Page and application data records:
↓

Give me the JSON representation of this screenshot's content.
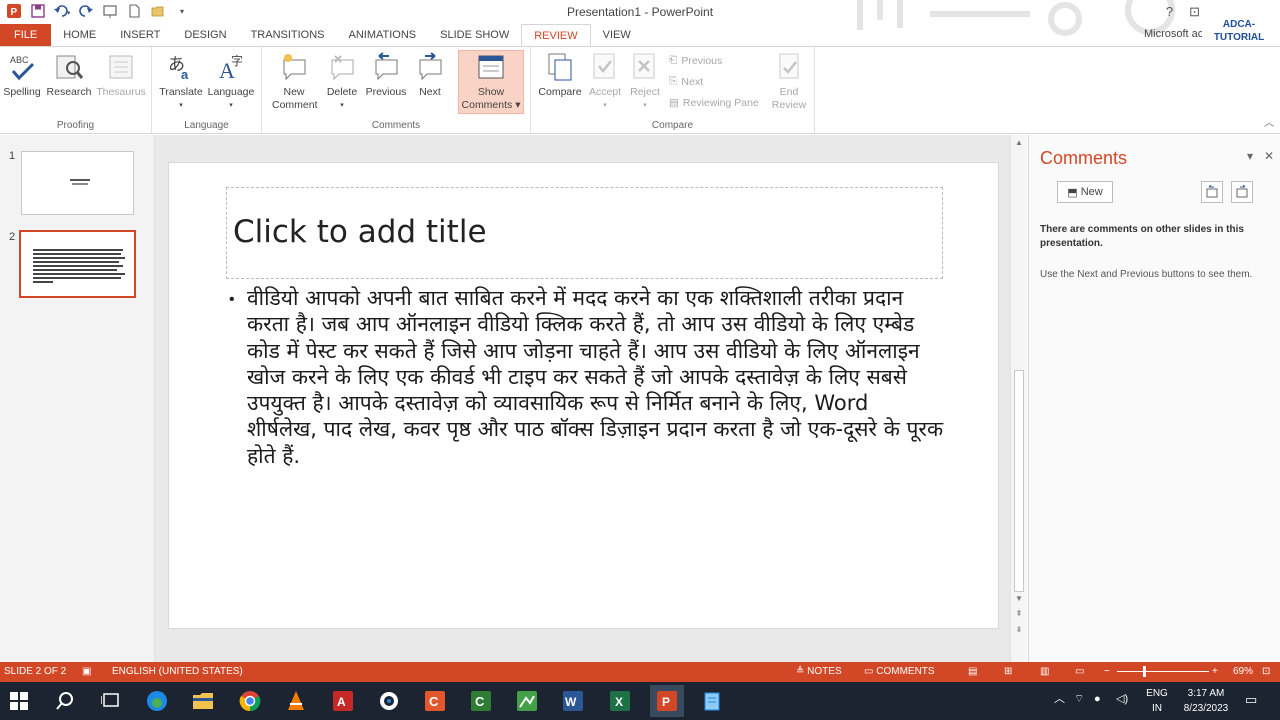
{
  "window": {
    "title": "Presentation1 - PowerPoint",
    "help": "?",
    "account": "Microsoft ac",
    "brand": "ADCA-\nTUTORIAL"
  },
  "tabs": [
    "FILE",
    "HOME",
    "INSERT",
    "DESIGN",
    "TRANSITIONS",
    "ANIMATIONS",
    "SLIDE SHOW",
    "REVIEW",
    "VIEW"
  ],
  "active_tab": "REVIEW",
  "ribbon": {
    "proofing": {
      "label": "Proofing",
      "spelling": "Spelling",
      "research": "Research",
      "thesaurus": "Thesaurus"
    },
    "language": {
      "label": "Language",
      "translate": "Translate",
      "language": "Language"
    },
    "comments": {
      "label": "Comments",
      "new_line1": "New",
      "new_line2": "Comment",
      "delete": "Delete",
      "previous": "Previous",
      "next": "Next",
      "show_line1": "Show",
      "show_line2": "Comments"
    },
    "compare": {
      "label": "Compare",
      "compare": "Compare",
      "accept": "Accept",
      "reject": "Reject",
      "previous": "Previous",
      "next": "Next",
      "reviewing_pane": "Reviewing Pane",
      "end_line1": "End",
      "end_line2": "Review"
    }
  },
  "slides": {
    "numbers": [
      "1",
      "2"
    ]
  },
  "slide": {
    "title_placeholder": "Click to add title",
    "body": "वीडियो आपको अपनी बात साबित करने में मदद करने का एक शक्तिशाली तरीका प्रदान करता है। जब आप ऑनलाइन वीडियो क्लिक करते हैं, तो आप उस वीडियो के लिए एम्बेड कोड में पेस्ट कर सकते हैं जिसे आप जोड़ना चाहते हैं। आप उस वीडियो के लिए ऑनलाइन खोज करने के लिए एक कीवर्ड भी टाइप कर सकते हैं जो आपके दस्तावेज़ के लिए सबसे उपयुक्त है। आपके दस्तावेज़ को व्यावसायिक रूप से निर्मित बनाने के लिए, Word शीर्षलेख, पाद लेख, कवर पृष्ठ और पाठ बॉक्स डिज़ाइन प्रदान करता है जो एक-दूसरे के पूरक होते हैं."
  },
  "comments_pane": {
    "title": "Comments",
    "new_button": "New",
    "message": "There are comments on other slides in this presentation.",
    "hint": "Use the Next and Previous buttons to see them."
  },
  "status_bar": {
    "slide_info": "SLIDE 2 OF 2",
    "language": "ENGLISH (UNITED STATES)",
    "notes": "NOTES",
    "comments": "COMMENTS",
    "zoom": "69%"
  },
  "taskbar": {
    "lang": "ENG",
    "region": "IN",
    "time": "3:17 AM",
    "date": "8/23/2023"
  },
  "colors": {
    "accent": "#d24726",
    "taskbar": "#1b2430"
  }
}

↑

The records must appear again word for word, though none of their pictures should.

EXPECTED OUTPUT:
Give me the JSON representation of this screenshot's content.
{
  "window": {
    "title": "Presentation1 - PowerPoint",
    "help": "?",
    "account": "Microsoft ac",
    "brand": "ADCA-\nTUTORIAL"
  },
  "tabs": [
    "FILE",
    "HOME",
    "INSERT",
    "DESIGN",
    "TRANSITIONS",
    "ANIMATIONS",
    "SLIDE SHOW",
    "REVIEW",
    "VIEW"
  ],
  "active_tab": "REVIEW",
  "ribbon": {
    "proofing": {
      "label": "Proofing",
      "spelling": "Spelling",
      "research": "Research",
      "thesaurus": "Thesaurus"
    },
    "language": {
      "label": "Language",
      "translate": "Translate",
      "language": "Language"
    },
    "comments": {
      "label": "Comments",
      "new_line1": "New",
      "new_line2": "Comment",
      "delete": "Delete",
      "previous": "Previous",
      "next": "Next",
      "show_line1": "Show",
      "show_line2": "Comments"
    },
    "compare": {
      "label": "Compare",
      "compare": "Compare",
      "accept": "Accept",
      "reject": "Reject",
      "previous": "Previous",
      "next": "Next",
      "reviewing_pane": "Reviewing Pane",
      "end_line1": "End",
      "end_line2": "Review"
    }
  },
  "slides": {
    "numbers": [
      "1",
      "2"
    ]
  },
  "slide": {
    "title_placeholder": "Click to add title",
    "body": "वीडियो आपको अपनी बात साबित करने में मदद करने का एक शक्तिशाली तरीका प्रदान करता है। जब आप ऑनलाइन वीडियो क्लिक करते हैं, तो आप उस वीडियो के लिए एम्बेड कोड में पेस्ट कर सकते हैं जिसे आप जोड़ना चाहते हैं। आप उस वीडियो के लिए ऑनलाइन खोज करने के लिए एक कीवर्ड भी टाइप कर सकते हैं जो आपके दस्तावेज़ के लिए सबसे उपयुक्त है। आपके दस्तावेज़ को व्यावसायिक रूप से निर्मित बनाने के लिए, Word शीर्षलेख, पाद लेख, कवर पृष्ठ और पाठ बॉक्स डिज़ाइन प्रदान करता है जो एक-दूसरे के पूरक होते हैं."
  },
  "comments_pane": {
    "title": "Comments",
    "new_button": "New",
    "message": "There are comments on other slides in this presentation.",
    "hint": "Use the Next and Previous buttons to see them."
  },
  "status_bar": {
    "slide_info": "SLIDE 2 OF 2",
    "language": "ENGLISH (UNITED STATES)",
    "notes": "NOTES",
    "comments": "COMMENTS",
    "zoom": "69%"
  },
  "taskbar": {
    "lang": "ENG",
    "region": "IN",
    "time": "3:17 AM",
    "date": "8/23/2023"
  },
  "colors": {
    "accent": "#d24726",
    "taskbar": "#1b2430"
  }
}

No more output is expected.